- [Required work] Below are records; reply with nothing but the number of lines in them that contain "Media".

[Dataset records]
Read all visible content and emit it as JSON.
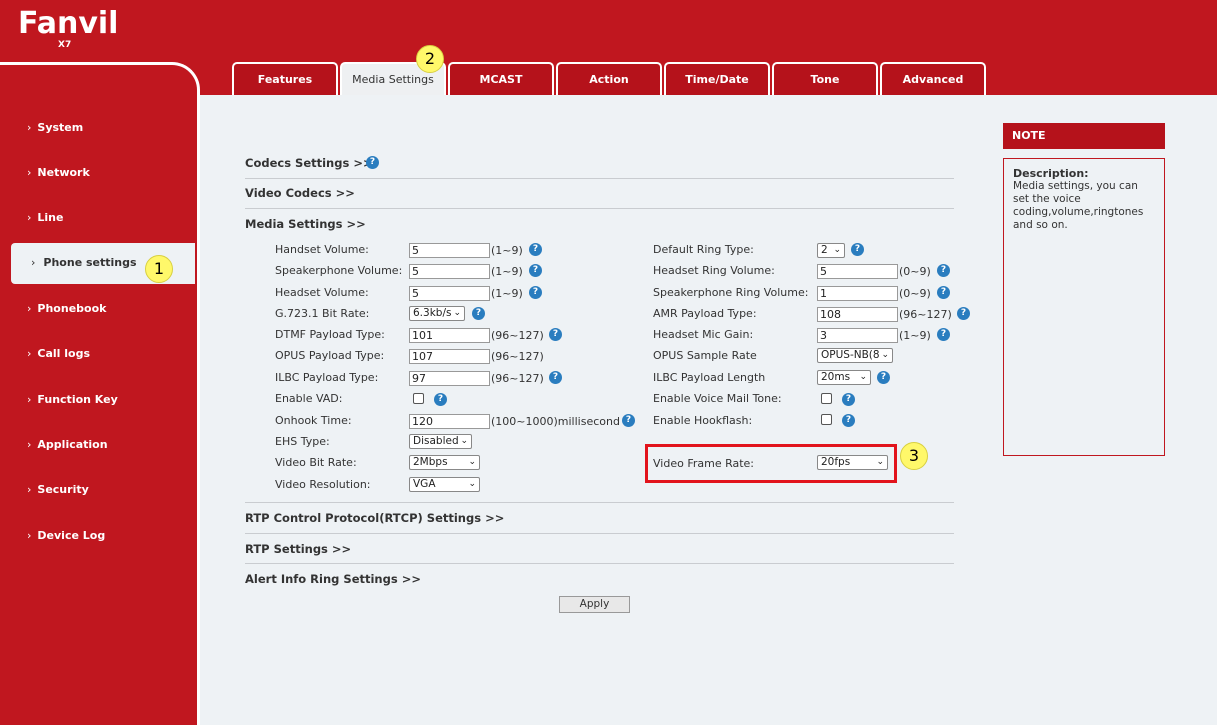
{
  "brand": {
    "name": "Fanvil",
    "model": "X7"
  },
  "tabs": [
    "Features",
    "Media Settings",
    "MCAST",
    "Action",
    "Time/Date",
    "Tone",
    "Advanced"
  ],
  "sidebar": {
    "items": [
      "System",
      "Network",
      "Line",
      "Phone settings",
      "Phonebook",
      "Call logs",
      "Function Key",
      "Application",
      "Security",
      "Device Log"
    ],
    "active": "Phone settings"
  },
  "sections": {
    "codecs": "Codecs Settings >>",
    "video_codecs": "Video Codecs >>",
    "media": "Media Settings >>",
    "rtcp": "RTP Control Protocol(RTCP) Settings >>",
    "rtp": "RTP Settings >>",
    "alert": "Alert Info Ring Settings >>"
  },
  "left_fields": {
    "handset_volume": {
      "label": "Handset Volume:",
      "value": "5",
      "range": "(1~9)"
    },
    "speakerphone_volume": {
      "label": "Speakerphone Volume:",
      "value": "5",
      "range": "(1~9)"
    },
    "headset_volume": {
      "label": "Headset Volume:",
      "value": "5",
      "range": "(1~9)"
    },
    "g7231_bit_rate": {
      "label": "G.723.1 Bit Rate:",
      "value": "6.3kb/s"
    },
    "dtmf_payload": {
      "label": "DTMF Payload Type:",
      "value": "101",
      "range": "(96~127)"
    },
    "opus_payload": {
      "label": "OPUS Payload Type:",
      "value": "107",
      "range": "(96~127)"
    },
    "ilbc_payload": {
      "label": "ILBC Payload Type:",
      "value": "97",
      "range": "(96~127)"
    },
    "enable_vad": {
      "label": "Enable VAD:"
    },
    "onhook_time": {
      "label": "Onhook Time:",
      "value": "120",
      "range": "(100~1000)millisecond"
    },
    "ehs_type": {
      "label": "EHS Type:",
      "value": "Disabled"
    },
    "video_bit_rate": {
      "label": "Video Bit Rate:",
      "value": "2Mbps"
    },
    "video_resolution": {
      "label": "Video Resolution:",
      "value": "VGA"
    }
  },
  "right_fields": {
    "default_ring_type": {
      "label": "Default Ring Type:",
      "value": "2"
    },
    "headset_ring_volume": {
      "label": "Headset Ring Volume:",
      "value": "5",
      "range": "(0~9)"
    },
    "speakerphone_ring_volume": {
      "label": "Speakerphone Ring Volume:",
      "value": "1",
      "range": "(0~9)"
    },
    "amr_payload": {
      "label": "AMR Payload Type:",
      "value": "108",
      "range": "(96~127)"
    },
    "headset_mic_gain": {
      "label": "Headset Mic Gain:",
      "value": "3",
      "range": "(1~9)"
    },
    "opus_sample_rate": {
      "label": "OPUS Sample Rate",
      "value": "OPUS-NB(8"
    },
    "ilbc_payload_length": {
      "label": "ILBC Payload Length",
      "value": "20ms"
    },
    "enable_voice_mail_tone": {
      "label": "Enable Voice Mail Tone:"
    },
    "enable_hookflash": {
      "label": "Enable Hookflash:"
    },
    "video_frame_rate": {
      "label": "Video Frame Rate:",
      "value": "20fps"
    }
  },
  "apply_label": "Apply",
  "note": {
    "header": "NOTE",
    "title": "Description:",
    "text": "Media settings, you can set the voice coding,volume,ringtones and so on."
  },
  "callouts": [
    "1",
    "2",
    "3"
  ],
  "icons": {
    "help": "help-icon",
    "dropdown": "chevron-down-icon",
    "chevron": "chevron-right-icon"
  },
  "colors": {
    "brand_red": "#c0171f",
    "panel": "#eef2f5",
    "help_blue": "#2a7dbf",
    "highlight": "#e2141c",
    "callout": "#fff86a"
  }
}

- [Task output] 3